CNN International CEO Christiane Amanpour said that the President of Iran Ebrahim Raisi at the last minute asked her to wear a headscarf as a “matter of respect” in an interview scheduled for Wednesday night, prompting her to “politely decline” the “unprecedented status and his surprise”.
Raisi later withdrew from the long-planned interview.
With anti-government protests raging on the streets of Iran following the death of a young woman in police custody, Amanpour hopes to inform Raisi of the news in her first interview on American soil. The tough Iranian leader was in New York for the United Nations General Assembly.
In one of the biggest showdowns against the Islamic Republic in years, protests broke out following the death of Mahsa Amini in custody after her arrest last weekend by Tehran’s so-called “moral police”. She was detained for allegedly violating an Iranian law that requires women to wear headscarves in public. Iranian officials announced the 22-year-old woman died of a “heart attack”.
Amanpour, who grew up in Tehran and speaks Farsi, told CNN’s New Day on Thursday morning that she had always adhered to the headscarf and other local customs when reporting in Iran, adding that “you cannot function as a journalist”.
Note that Raisi is done a recent interview with CBS News’ 60 minutes where “the headscarf is an issue,” Amanpour added, adding that no other Iranian president—“whether inside or outside of Iran”—has ever insisted she must cover her head in an interview.
The veteran journalist said the interview had been planned for weeks and they had spent hours setting up lights and cameras only to have “no sign” of Raisi.
“Forty minutes after the interview started, an aide arrived,” she tweeted on Thursday morning. “The president, he said, asked me to wear the hijab, because it was the holy month of Muharram and Safar.”
She added: “I politely declined. We are in New York, where there are no laws or traditions regarding the hijab. I pointed out that none of the previous Iranian presidents asked for this when I interviewed them outside of Iran.”
Amanpour explained that the aide said the interview would not take place unless she was wearing a headscarf, telling her it was a “matter of respect” while referring to the “situation in Iran”. – a clear allusion to widespread protests.
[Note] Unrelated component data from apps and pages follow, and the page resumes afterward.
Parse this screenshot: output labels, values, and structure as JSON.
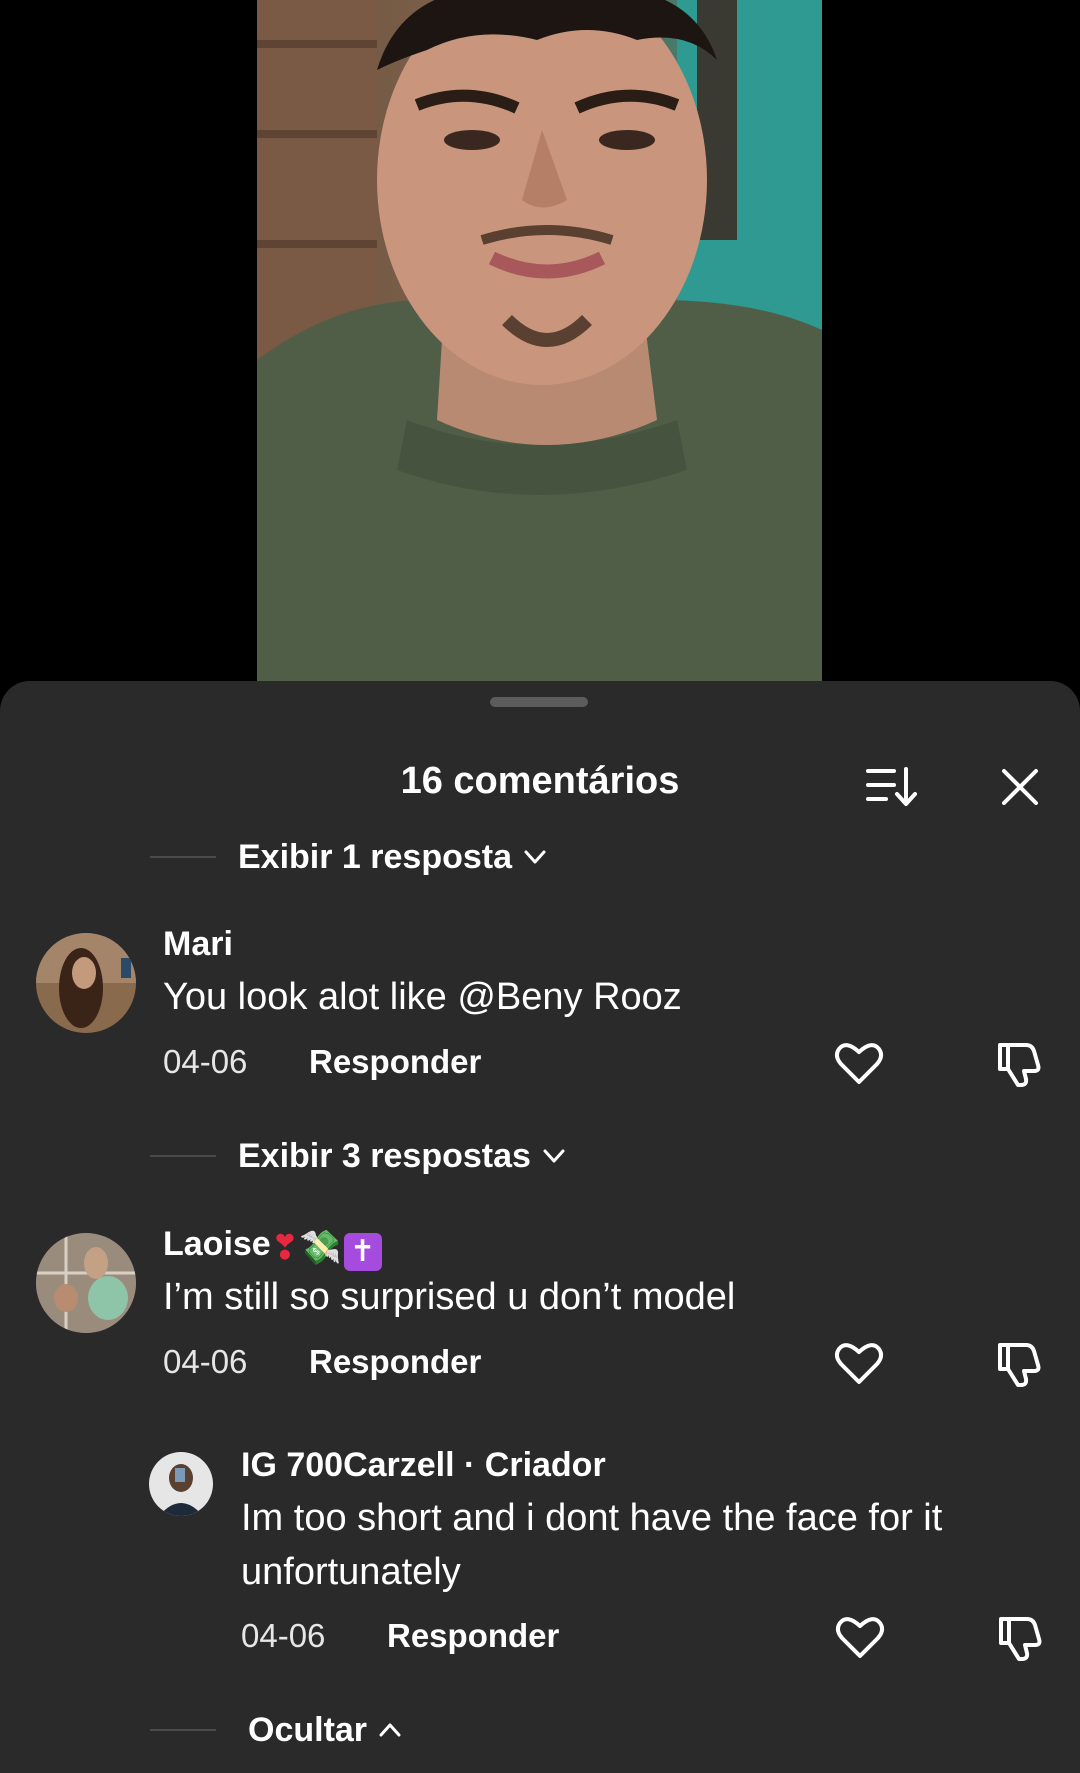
{
  "header": {
    "title": "16 comentários"
  },
  "expanders": {
    "first": "Exibir 1 resposta",
    "second": "Exibir 3 respostas",
    "hide": "Ocultar"
  },
  "comments": [
    {
      "user": "Mari",
      "text": "You look alot like @Beny Rooz",
      "date": "04-06",
      "reply_label": "Responder"
    },
    {
      "user": "Laoise",
      "user_emojis": [
        "❣",
        "💸",
        "✝"
      ],
      "text": "I’m still so surprised u don’t model",
      "date": "04-06",
      "reply_label": "Responder"
    }
  ],
  "reply": {
    "user": "IG 700Carzell · Criador",
    "text": "Im too short and i dont have the face for it unfortunately",
    "date": "04-06",
    "reply_label": "Responder"
  },
  "colors": {
    "sheet_background": "#2a2a2a",
    "accent_heart": "#e8283f",
    "badge_purple": "#a54cdf"
  },
  "icons": {
    "sort": "sort-icon",
    "close": "close-icon",
    "like": "heart-icon",
    "dislike": "thumbs-down-icon",
    "expand": "chevron-down-icon",
    "collapse": "chevron-up-icon"
  }
}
“Again, I say that I cannot agree to this unprecedented and unexpected condition,” she said. “And so we left. The interview did not take place. As protests continue in Iran and people are being killed, it will be an important time to speak with President Raisi. “
Asked on New skinAmanpour said she considers this to be Raisi looking for an excuse to avoid discussing the protests at home, Amanpour said she “can’t prejudge it” as the interview goes on in the schedule before abrupt withdrawal.
“I think if I could guess how it reads, I think he doesn’t want to be seen with a woman without a hijab at this point,” she concluded. “Maybe because he calls it religious month, or because people will say why did he sit down with a foreign journalist who doesn’t wear a hijab in Iran. “